====== GIVEN DATA
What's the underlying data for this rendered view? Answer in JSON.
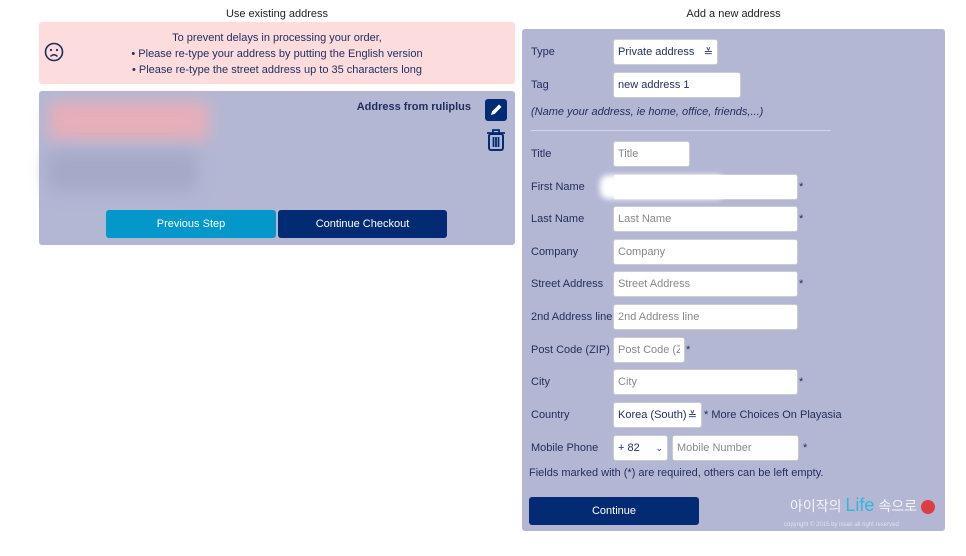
{
  "existing": {
    "heading": "Use existing address",
    "warning": {
      "icon": "sad-face-icon",
      "lines": [
        "To prevent delays in processing your order,",
        "• Please re-type your address by putting the English version",
        "• Please re-type the street address up to 35 characters long"
      ]
    },
    "address_label": "Address from ruliplus",
    "previous_label": "Previous Step",
    "continue_label": "Continue Checkout"
  },
  "new_address": {
    "heading": "Add a new address",
    "type_label": "Type",
    "type_value": "Private address",
    "tag_label": "Tag",
    "tag_value": "new address 1",
    "tag_hint": "(Name your address, ie home, office, friends,...)",
    "title_label": "Title",
    "title_ph": "Title",
    "first_label": "First Name",
    "last_label": "Last Name",
    "last_ph": "Last Name",
    "company_label": "Company",
    "company_ph": "Company",
    "street_label": "Street Address",
    "street_ph": "Street Address",
    "addr2_label": "2nd Address line",
    "addr2_ph": "2nd Address line",
    "zip_label": "Post Code (ZIP)",
    "zip_ph": "Post Code (ZIP)",
    "city_label": "City",
    "city_ph": "City",
    "country_label": "Country",
    "country_value": "Korea (South)",
    "country_note": "* More Choices On Playasia",
    "phone_label": "Mobile Phone",
    "phone_code": "+ 82",
    "phone_ph": "Mobile Number",
    "required_note": "Fields marked with (*) are required, others can be left empty.",
    "continue_label": "Continue",
    "star": "*"
  },
  "watermark": {
    "text": "아이작의 Life 속으로",
    "copyright": "copyright © 2015 by issac all right reserved"
  },
  "colors": {
    "panel": "#b3b7d4",
    "warning": "#fcdcdc",
    "primary": "#032b73",
    "secondary": "#0398c9"
  }
}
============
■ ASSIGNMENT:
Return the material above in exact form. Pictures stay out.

■ ANSWER BOX:
What's the underlying data for this rendered view? Answer in JSON.
{
  "existing": {
    "heading": "Use existing address",
    "warning": {
      "icon": "sad-face-icon",
      "lines": [
        "To prevent delays in processing your order,",
        "• Please re-type your address by putting the English version",
        "• Please re-type the street address up to 35 characters long"
      ]
    },
    "address_label": "Address from ruliplus",
    "previous_label": "Previous Step",
    "continue_label": "Continue Checkout"
  },
  "new_address": {
    "heading": "Add a new address",
    "type_label": "Type",
    "type_value": "Private address",
    "tag_label": "Tag",
    "tag_value": "new address 1",
    "tag_hint": "(Name your address, ie home, office, friends,...)",
    "title_label": "Title",
    "title_ph": "Title",
    "first_label": "First Name",
    "last_label": "Last Name",
    "last_ph": "Last Name",
    "company_label": "Company",
    "company_ph": "Company",
    "street_label": "Street Address",
    "street_ph": "Street Address",
    "addr2_label": "2nd Address line",
    "addr2_ph": "2nd Address line",
    "zip_label": "Post Code (ZIP)",
    "zip_ph": "Post Code (ZIP)",
    "city_label": "City",
    "city_ph": "City",
    "country_label": "Country",
    "country_value": "Korea (South)",
    "country_note": "* More Choices On Playasia",
    "phone_label": "Mobile Phone",
    "phone_code": "+ 82",
    "phone_ph": "Mobile Number",
    "required_note": "Fields marked with (*) are required, others can be left empty.",
    "continue_label": "Continue",
    "star": "*"
  },
  "watermark": {
    "text": "아이작의 Life 속으로",
    "copyright": "copyright © 2015 by issac all right reserved"
  },
  "colors": {
    "panel": "#b3b7d4",
    "warning": "#fcdcdc",
    "primary": "#032b73",
    "secondary": "#0398c9"
  }
}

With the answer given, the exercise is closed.